Ater the scandal in the UK regarding horse meat in the food chain, you’d think suppliers would learn their lessons.
Now it seems that horse meat has been detected in two of 48 samples of ground meat products which were purchased from retailers in California.
The FDA have made it illegal for horse meat to enter the food chain in the United States.
A study was undertaken by researchers at the Food Science Program in California and the presence of horsemeat was detected in 2 samples.
The discovery comes after the 2013 horse-meat scandal in Europe, which saw a range of ready-made meals pulled from supermarket freezers across the continent. There were many beef products which were found to have been contaminated with horse meat.
This led to an international investigation which revealed how complex the food chain was and also how vulnerable to rogue traders.
Researchers at Chapman University have just published two separate studies exploring meat mislabeling in consumer products. One focused on the identification of the species found in ground meat products and the other investigated game meat species labeling.
These studies examined products sold in the US and identified mislabeling in both studies. In the study on identification of species found in ground meat products, 48 samples were purchased from five online specialty meat distributors and four retail outlets (three supermarkets and one butcher) in Orange County, California. The samples represented 15 different meat types.
Using a combination of DNA barcoding and real-time polymerase chain reaction (PCR) the samples were tested for the presence of horse, beef, chicken, lamb, turkey, and pork . Thirty-eight of these samples were found to have been labeled correctly, but also led to the discovery of horse meat in the food chain.
Ten specimens had been mislabeled and of these, nine were found to contain additional meat species. One sample was completely mislabeled and horse meat was detected in two of the samples.
Of the horse meat samples, one was labeled as ground bison, and the other as ground lamb meat. Both of these had been purchased from two different online specialty meat distributors.
The sample labeled as ground bison had a top match for American elk, but the analysis also revealed the presence of beef, pork, and horse.
The sample labeled as ground lamb was identified as lamb/sheep, but the analysis also revealed the presence of pork and horse.
The sample labeled as lamb listed the US as its country of origin, while the sample labeled as bison listed Canada as its country of origin.
“Although extensive meat species testing has been carried out in Europe in light of the 2013 horse-meat scandal, there has been limited research carried out on this topic in the United States,” noted Rosalee Hellberg, an assistant professor at Chapman University, and a co-author on both studies. To our knowledge, the most recent US meat survey was published in 1995.”
What the study speculates is, that the presence of many different species is more common in ground meat than previously though and suggests that there might be cross-contamination at the processing plant..

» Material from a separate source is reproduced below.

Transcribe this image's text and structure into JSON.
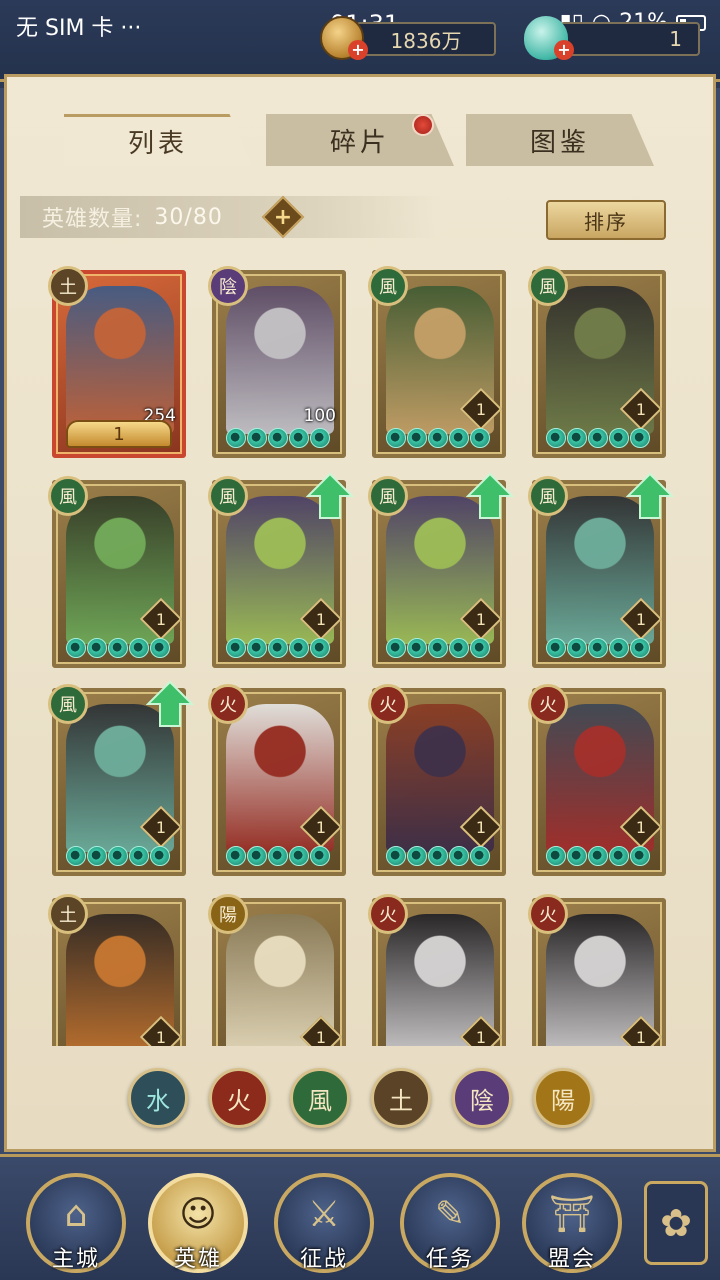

This mislabeling can occur unintentionally when proper cleaning isn’t carried out on the equipment between using different species of animals.different.
It’s also possible (suggested in the study) that lower cost species are intentionally mixed in with the higher cost one to increase the profit margins.
The study showed, that overall the mislabeling was more commonly found in meat products purchased from online specialty meat distributors as opposed to supermarkets. There was a 35% rate of mislabeling on products labeled as yak bear and black bear burgers. using on game meat species labeling, used a total of 54 game meat products collected from online retail sources in the United States. Of these 54 samples, a total of 22 different types of game meat were represented based on the product label. Like the previous study, the samples were tested using DNA barcoding.
The results showed 10 products to be potentially mislabeled. Two products labeled as bison and one labeled as yak were identified as domestic cattle. Other mislabeling included a product labeled as black bear that was identified as American beaver, and a product labeled as pheasant that was identified as helmeted guineafowl.
Additionally, there were also five products identified as a near threatened (bison) or threatened (lion) species and these were all determined to be correctly labeled and legally sold.
Game meats represent an important specialty market in the US with an estimate value of $US39 billion. According to the US Food and Drug Administration (FDA), game meats are defined as exotic meats, animals and birds, which are not in the Meat and Poultry Act.
Game meats produced in the US are regulated by the Department of Agriculture, while game meats imported into the US are regulated by the FDA.
Both studies were published in the journal Food Control.
Charles A. Quinto, Rebecca Tinoco, Rosalee S. Hellberg.
DNA barcoding reveals mislabeling of game meat species on the U.S. commercial market. Food Control, 2016; 59: 386 DOI:10.1016/j.foodcont.2015.05.043
Dawn E. Kane, Rosalee S. Hellberg.
Identification of species in ground meat products sold on the U.S. commercial market using DNA-based methods. Food Control, 2016; 59: 158 DOI:10.1016/j.foodcont.2015.05.020
In some cultures, horsemeat (and dog meat) are seen as no different than eating beef or lamb for example. Do you view a horse as a pet and not to be eaten, or would you be quite happy to tuckin? This article is more about misleading labeling than the ethics of eating certain kinds of animals.
Would you like to know what’s in your burger, would it make a difference to your food choices? Or do you view all species the same, either to be eaten or not to be eaten?